The devices can block attackers and send out warning messages that deter them from hacking back
An ingenious device designed by IBM engineers to intercept and slow down Wi-Fi traffic that is gaining in popularity with the public.
The device — called ‘warshipping’ — can slow down to more than a quarter of a mile the speed at which online attacks on networks are carried out.
Users can see how fast their network is suffering a flurry of data flowing through it by marking the device they are attempting to hack on a bar.
Unlike traditional Wi-Fi transmission devices, warshipping can intercept the packets of data passing through an individual network and create a delay that crushes the ability of hackers to get information to their intended targets.
Together with specific network identity information, a hacker can guess the location of the devices they have tried to target, depending on the amount of that type of information.
Rob Kerr, manager of marketing communications for IBM’s global security business, explained the technology behind the Warshipping device.
“With warshipping, it creates a delay that causes other network agents to wait longer and cannot adjust their actions in time,” he said.
“If someone tries to interrupt your Wi-Fi it can be very difficult for them to do so.
“It is not advisable to use this product to take over a mainframe or start a process, but it is very useful for targeting wireless botnets — networks of hundreds or thousands of malware-infected computers.”
After they were installed, warshipping devices allow users to install the software on an Android smartphone or iPad to get access to the network in order to work their way around a network.
Security researchers at Symantec estimate that businesses waste about $2.7 billion a year because of the vulnerability of their Wi-Fi networks.
When loopholes in iOS is Find by Google
I wasn’t entirely aware until recently that Apple has a Find My iPhone feature in iOS, but it’s just that seamless experience of being able to locate your device, and a reason to get it in a safe place, quickly. If you lose your phone then you might want to start with Find My iPad, as some hackers have a near-zero propensity to bother with an iPhone. Here’s a link to Find My iPhone and iPad.
It sounds almost unnecessary now that Find My iPhone has been tweaked. You can now track devices even when the iCloud logo isn’t shown on the front, and the native Find my iPhone app has been given a slight upgrade, as first noticed by zdnet. In order to use it, you need to first have set up your Find My iPhone as a local backup.
Using it as that smart lock, Find My iPhone is extremely convenient, especially if the data isn’t encrypted. You can now also set up Find My iPhone in a variety of different ways – whether you’re backing up a device to iTunes, setting up a Family Sharing setup, or using iCloud to back up the entire device (from an external drive or in iCloud). With that in mind, here are some of the best practices for using Find My iPhone:
Lock down at least the iCloud backup
Make sure you’re using a strong password. If your iCloud password is known, you’re probably also using your iPhone’s passcode, which Apple may or may not enable as a physical keychain. Remember to avoid stupid passwords (just in case).

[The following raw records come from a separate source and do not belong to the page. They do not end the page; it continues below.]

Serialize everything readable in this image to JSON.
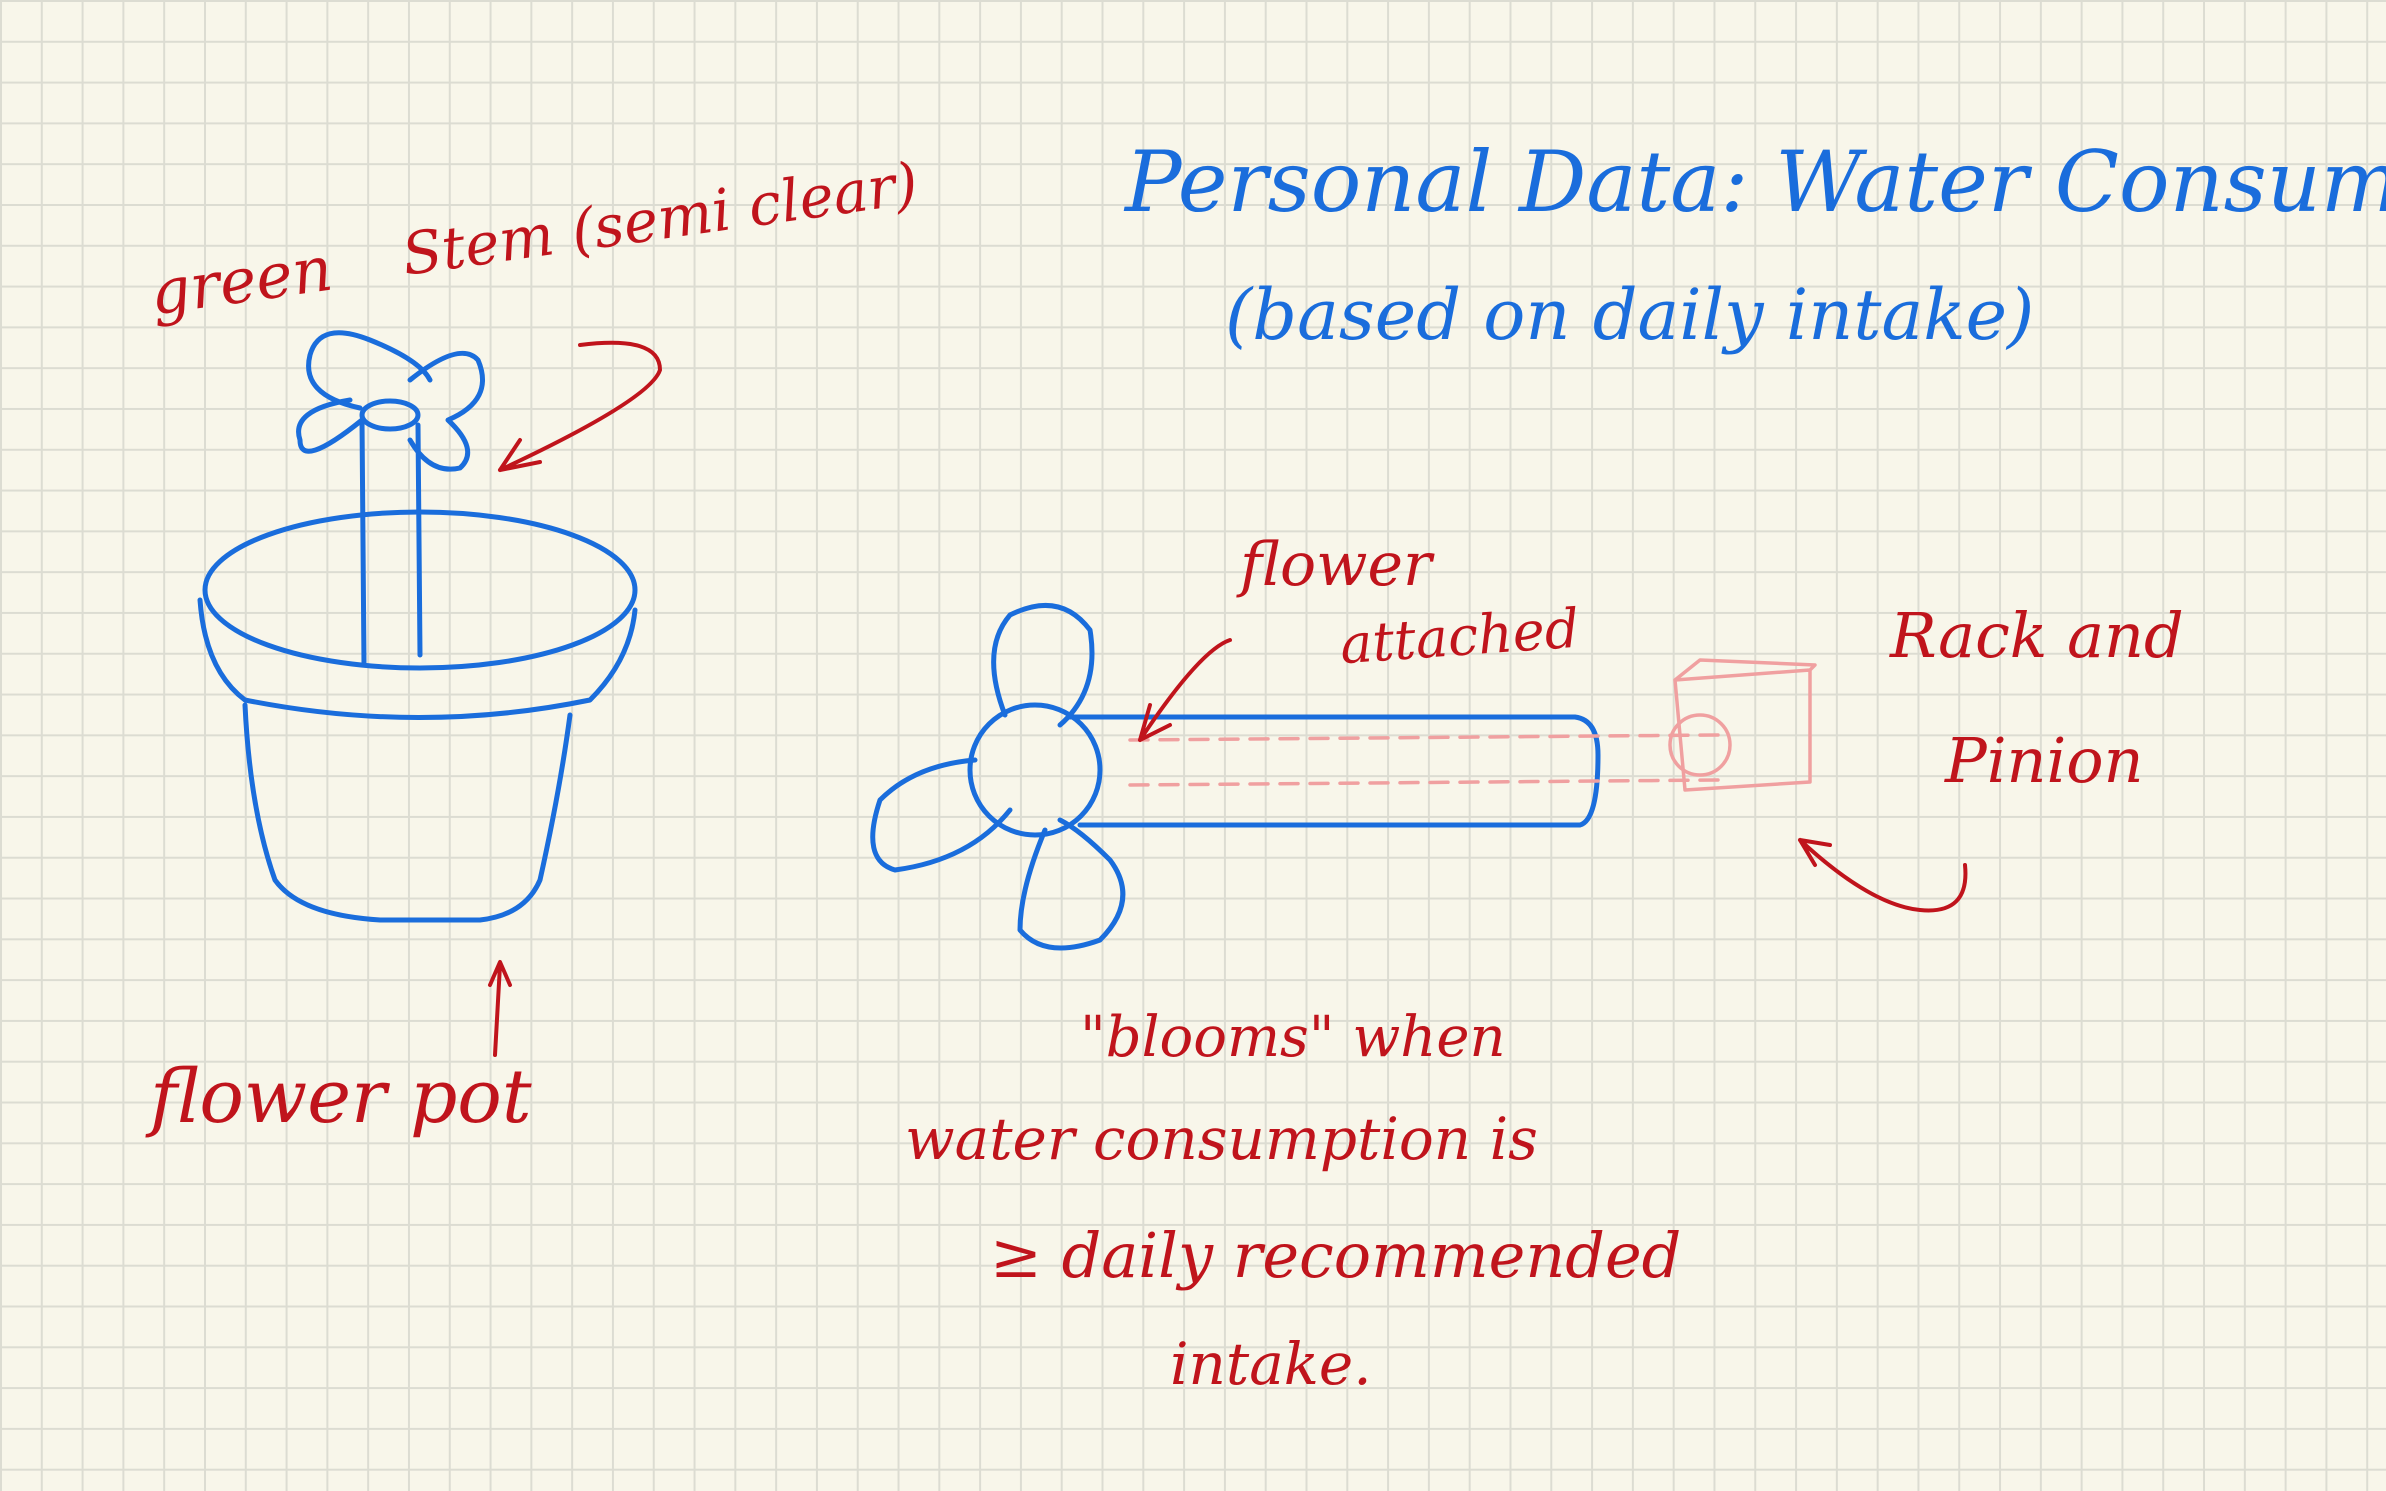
{
  "title": "Personal Data: Water Consumption",
  "subtitle": "(based on daily intake)",
  "labels": {
    "green": "green",
    "stem": "Stem (semi clear)",
    "flower_pot": "flower pot",
    "flower_attached_1": "flower",
    "flower_attached_2": "attached",
    "rack_1": "Rack and",
    "rack_2": "Pinion",
    "blooms_1": "\"blooms\" when",
    "blooms_2": "water consumption is",
    "blooms_3": "≥ daily recommended",
    "blooms_4": "intake."
  },
  "colors": {
    "paper": "#f8f6ea",
    "grid": "#dcdcd2",
    "blue_ink": "#1a6ddc",
    "red_ink": "#c0141c",
    "pink_ink": "#f0a0a0"
  }
}
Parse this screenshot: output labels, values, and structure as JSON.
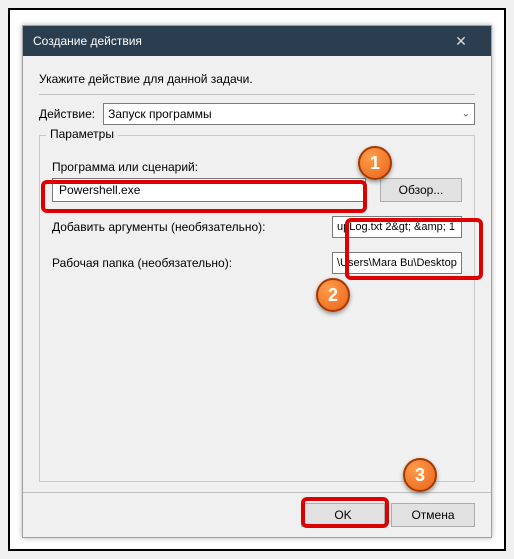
{
  "title": "Создание действия",
  "instruction": "Укажите действие для данной задачи.",
  "action_label": "Действие:",
  "action_value": "Запуск программы",
  "params_legend": "Параметры",
  "program_label": "Программа или сценарий:",
  "program_value": "Powershell.exe",
  "browse_label": "Обзор...",
  "arguments_label": "Добавить аргументы (необязательно):",
  "arguments_value": "upLog.txt 2&gt; &amp; 1",
  "workdir_label": "Рабочая папка (необязательно):",
  "workdir_value": "\\Users\\Mara Bu\\Desktop",
  "ok_label": "OK",
  "cancel_label": "Отмена",
  "callouts": {
    "c1": "1",
    "c2": "2",
    "c3": "3"
  }
}
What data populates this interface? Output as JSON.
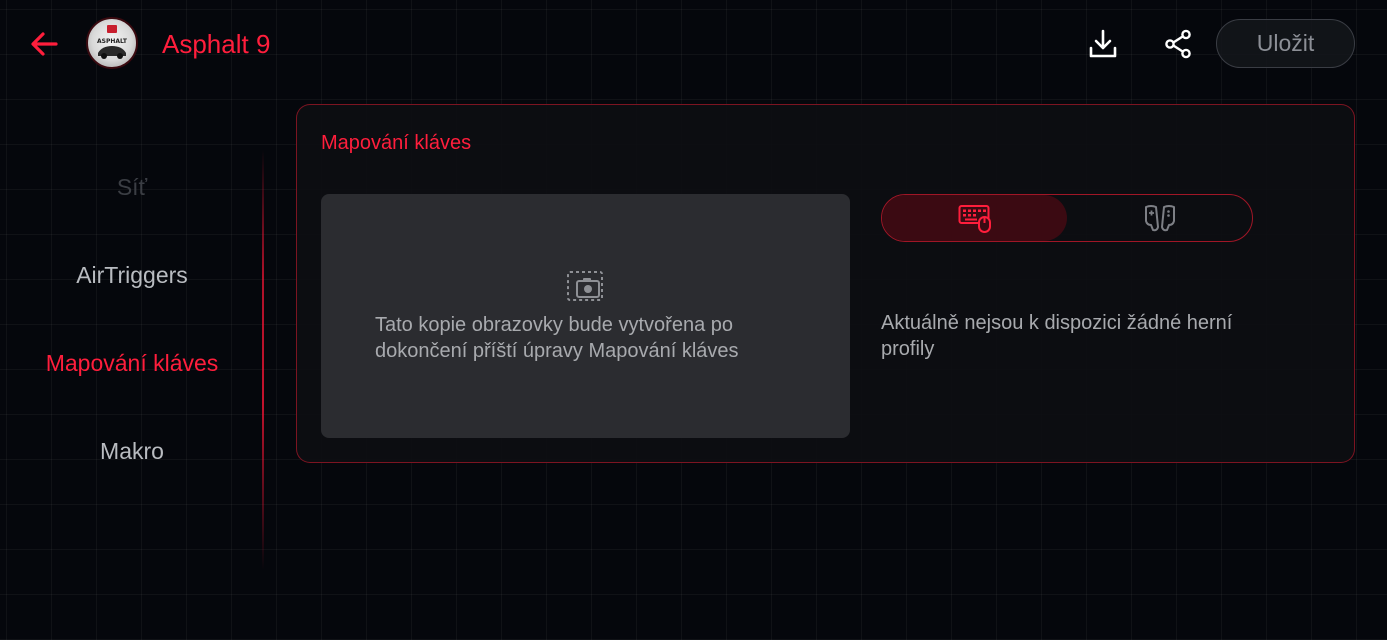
{
  "header": {
    "app_title": "Asphalt 9",
    "avatar_logo_text": "ASPHALT",
    "save_label": "Uložit",
    "back_icon": "arrow-left-icon",
    "download_icon": "download-icon",
    "share_icon": "share-icon"
  },
  "sidebar": {
    "items": [
      {
        "label": "Síť",
        "state": "disabled"
      },
      {
        "label": "AirTriggers",
        "state": "normal"
      },
      {
        "label": "Mapování kláves",
        "state": "active"
      },
      {
        "label": "Makro",
        "state": "normal"
      }
    ]
  },
  "main": {
    "section_title": "Mapování kláves",
    "preview": {
      "icon": "screenshot-icon",
      "text": "Tato kopie obrazovky bude vytvořena po dokončení příští úpravy Mapování kláves"
    },
    "toggle": {
      "options": [
        {
          "icon": "keyboard-mouse-icon",
          "selected": true
        },
        {
          "icon": "gamepad-icon",
          "selected": false
        }
      ]
    },
    "empty_text": "Aktuálně nejsou k dispozici žádné herní profily"
  },
  "colors": {
    "accent": "#ff1e3c",
    "background": "#05070c",
    "card_border": "#c8192d",
    "preview_bg": "#2b2c30",
    "toggle_selected_bg": "#3b0a12"
  }
}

Keeping your iCloud backups solid is a good place to start, although you can also add an additional backup on your iOS device in case something goes wrong. If you’re backing up to iTunes and the system doesn’t recognise the device, it will open the macOS system files to see if you can back it up. An iCloud backup doesn’t have any backing up options, so make sure it has at least the most recent iCloud backup you can get hold of.
To use the Find My iPhone service in iTunes, go to Manage iTunes & Back Up in the iTunes menu, then click Add account. It will automatically assign a unique password to the account, which means you don’t have to enter it at every time you back up a device, and it will ask for it again when you back up your iCloud backup.
If you’re backing up to an external device like a USB drive, you’ll have to enter your iCloud account username and password to confirm it as a separate backup, as well as to add the device you’re backing up.
Turn on Manage Device Access
The more devices you back up to your iCloud account, the more quickly Find My iPhone will look for your device. You can turn on Manage Device Access on your iCloud account page in iTunes, or from the Find My iPhone screen. It requires the aforementioned additional password to work, but if you’re getting more devices back on your home network than you’re using, it’s a small price to pay.
Back it up to the cloud using iCloud – if the device isn’t encrypted
The MacOS system files you need for Find My iPhone aren’t just for backing up on your iOS device. You can add them to your Mac as well, and them can be accessed via Find My iPhone. It’s very handy if you lose both your iPhone and Mac.